Marc Benioff with Carlye Adler
304 pages (New York: McGraw-Hill, 2007)

Every year, corporate philanthropic foundations pour $30 billion into their U.S. endeavors. But for the most part, those endeavors have little to do with the companies’ communities or missions, according to Marc Benioff, CEO of, a leading provider of on-demand software services. Benioff believes that many CEOs want to change their approach but lack the knowledge to be effective. For them, he offers The Business of Changing the World – a collection of 20 essays by leaders who are practicing strategic corporate philanthropy.

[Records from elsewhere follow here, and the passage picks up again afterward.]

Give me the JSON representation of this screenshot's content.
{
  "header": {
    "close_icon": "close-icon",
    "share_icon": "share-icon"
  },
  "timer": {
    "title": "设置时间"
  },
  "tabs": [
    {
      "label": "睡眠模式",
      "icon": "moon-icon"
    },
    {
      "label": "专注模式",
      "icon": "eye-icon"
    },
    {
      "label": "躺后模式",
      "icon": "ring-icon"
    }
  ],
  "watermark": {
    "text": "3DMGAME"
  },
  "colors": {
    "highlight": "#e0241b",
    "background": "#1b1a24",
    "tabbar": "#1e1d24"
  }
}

Benioff kicks off the book with his own story. He started in 1999 using an innovative 1-1-1 model: putting 1 percent of the company’s stock into a corporate foundation upon founding, donating 1 percent of profits to the community, and committing 1 percent of employee hours to community service. Benioff has evangelized his model and other companies have since followed his lead, most notable among them Google.

The book’s author-CEOs include Craig Barrett of Intel, Steve Burd of Safeway, and Phil Marineau of Levi Strauss & Co. Not surprisingly, all of the leaders are overwhelmingly positive about their own companies’ achievements. But in spite of their biases, the breadth of their companies’ philanthropic activities in their communities is still astounding and inspirational.

One of the powerful themes that emerges from these essays is that companies founded with dynamic leadership on strong, articulated values – like Hasbro, UPS, and Timberland – have continued to practice strategic philanthropy as an intrinsic part of their businesses for decades. Benioff wisely concludes his collection with several essays by visionaries like Klaus Schwab, founder of the World Economic Forum, and Laura Scher, CEO of Working Assets – leaders who are working toward a future where the private, public, and social sectors are more tightly entwined.

Regina Starr Ridley is the publishing director of SSIR.